In unexpectedly postmodern moments throughout Alice Mattison’s new novel, Nothing is Quite Forgotten in Brooklyn, the author addresses the reader. Mattison tells you, firstly, that despite what the title may suggest this is not a story about memory, and that though it may seem odd she has good reason for the structure she has chosen. This is a novel about living alongside the person who gave you life and, when the time comes, without her; so it’s fitting for the story to acknowledge its own origin. Mothers, their death, the tragedy and sadness of living beyond one’s source, is the sad stuff out of which this charming, unlikely novel is made.
Mattison seems to have known her heroine long before beginning this tale, and she wants to be open about what compels her to tell it. Quite simply, there’s something that “interests” her about the story’s main character, Constance Tepper, who, “when she discovered, in middle age, that more than fourteen years earlier she’d failed to pay attention, she tried to find out what she needed to know, even though she didn’t want to.”
The first section of the narrative moves in small buoyant arcs, like a beach ball across a crowd. Keeping the plot in the air is a series of telephone conversations and emails. Constance makes a call, waits for a call, writes and receives an email, then barely misses a call. The small wheels of the answering machine’s tapes begin to get the plot rolling. Constance is alone in her mother’s Brooklyn apartment, and so it makes sense for this portion of the novel to depend so heavily on telecommunication. The phone connects her to Jerry, the soon–to–be ex-husband, to Joanna, the teenage daughter who isn’t answering, to her mother, and to Marlene, who is more than just her mother’s old friend.

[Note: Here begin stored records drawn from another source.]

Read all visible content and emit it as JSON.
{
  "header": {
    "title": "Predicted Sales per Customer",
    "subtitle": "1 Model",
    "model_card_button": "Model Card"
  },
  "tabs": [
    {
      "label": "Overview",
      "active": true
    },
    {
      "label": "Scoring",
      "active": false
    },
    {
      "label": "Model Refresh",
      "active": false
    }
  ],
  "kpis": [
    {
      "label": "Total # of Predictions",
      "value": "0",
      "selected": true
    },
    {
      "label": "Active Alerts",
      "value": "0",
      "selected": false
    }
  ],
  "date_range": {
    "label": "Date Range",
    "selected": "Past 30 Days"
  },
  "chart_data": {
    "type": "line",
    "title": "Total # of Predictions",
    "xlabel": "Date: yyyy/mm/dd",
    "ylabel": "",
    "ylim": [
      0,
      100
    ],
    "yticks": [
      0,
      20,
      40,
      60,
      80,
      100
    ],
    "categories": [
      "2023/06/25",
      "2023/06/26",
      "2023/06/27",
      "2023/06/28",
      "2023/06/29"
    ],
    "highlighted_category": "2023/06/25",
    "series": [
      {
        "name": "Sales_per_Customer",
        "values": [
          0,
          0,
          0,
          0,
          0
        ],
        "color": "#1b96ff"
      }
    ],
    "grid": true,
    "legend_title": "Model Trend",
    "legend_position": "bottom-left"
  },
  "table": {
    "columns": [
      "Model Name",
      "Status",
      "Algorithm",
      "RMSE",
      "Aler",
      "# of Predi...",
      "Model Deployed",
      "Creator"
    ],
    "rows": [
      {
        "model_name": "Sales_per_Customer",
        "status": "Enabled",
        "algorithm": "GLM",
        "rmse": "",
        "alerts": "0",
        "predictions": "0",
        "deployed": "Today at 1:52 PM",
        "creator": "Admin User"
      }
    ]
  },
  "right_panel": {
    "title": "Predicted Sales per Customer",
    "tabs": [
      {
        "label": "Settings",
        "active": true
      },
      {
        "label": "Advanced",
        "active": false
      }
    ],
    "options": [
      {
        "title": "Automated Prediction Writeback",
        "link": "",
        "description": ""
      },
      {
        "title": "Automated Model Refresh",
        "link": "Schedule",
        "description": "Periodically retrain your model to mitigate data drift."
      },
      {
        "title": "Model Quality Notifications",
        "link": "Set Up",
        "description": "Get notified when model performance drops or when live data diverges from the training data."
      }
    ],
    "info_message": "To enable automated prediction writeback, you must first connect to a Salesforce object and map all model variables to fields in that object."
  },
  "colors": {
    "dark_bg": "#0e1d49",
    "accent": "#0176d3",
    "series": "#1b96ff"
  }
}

Another aspect of what this novel targets is the communication that occurs, or doesn’t, between time periods and generations, the voice of one person in one moment reaching someone else in another. So letters too play their role, and in this story it is the letters that reach farther across time than any other kind of message, and with more to say. The last time I wrote a letter I was in the fifth grade addressing a penpal assigned to me in school. I’m sure I have his responses in a box somewhere, just as Constance’s mother keeps all of hers. Letters are hard to throw out, somehow, and the incriminating ones, like those that turn up in this novel, are the hardest.
Mattison tells us that she has chosen to set the story in two periods of Constance’s life, a week in 1989 and another in 2003. The story moves between these two times with such ease that past and present meld into a single narrative. The technique dazzles even as it disorients. It’s as though Mattison has shattered the timeline of Constance’s life, picked the two most interesting pieces off the floor, and held them up for us to compare. But what of the fourteen intervening years? What we know about them we know only through a mixture of projection and remembrance. But the novel is as much about these “missing” years as it is about the ones depicted—by considering the placement of the bookends we learn the width of the book.
We know that fiction likes to concern itself with life–altering events. But what if at the end of your favorite novel, there was a leap forward of fourteen years, only to discover the heroine living as though the events had not occurred? Constance is like this—and one has to wonder what the point of the story has been. But then the people who occupied her heart and mind during that important week years ago finally, one by one, reappear at the apartment—all except for her mother, whose absence is thrown into stark contrast. While anxiously doing the busy work of worrying about these loved ones, the past returns to her. Constance needs lots of time to realize what she’s lost, and what she hasn’t, but it’s a startling moment in her life when she finally does, and a powerful one in the novel—one that makes all the telephoning well worth it.
Mac Barrett is an MFA student at The New School and a Brooklyn native.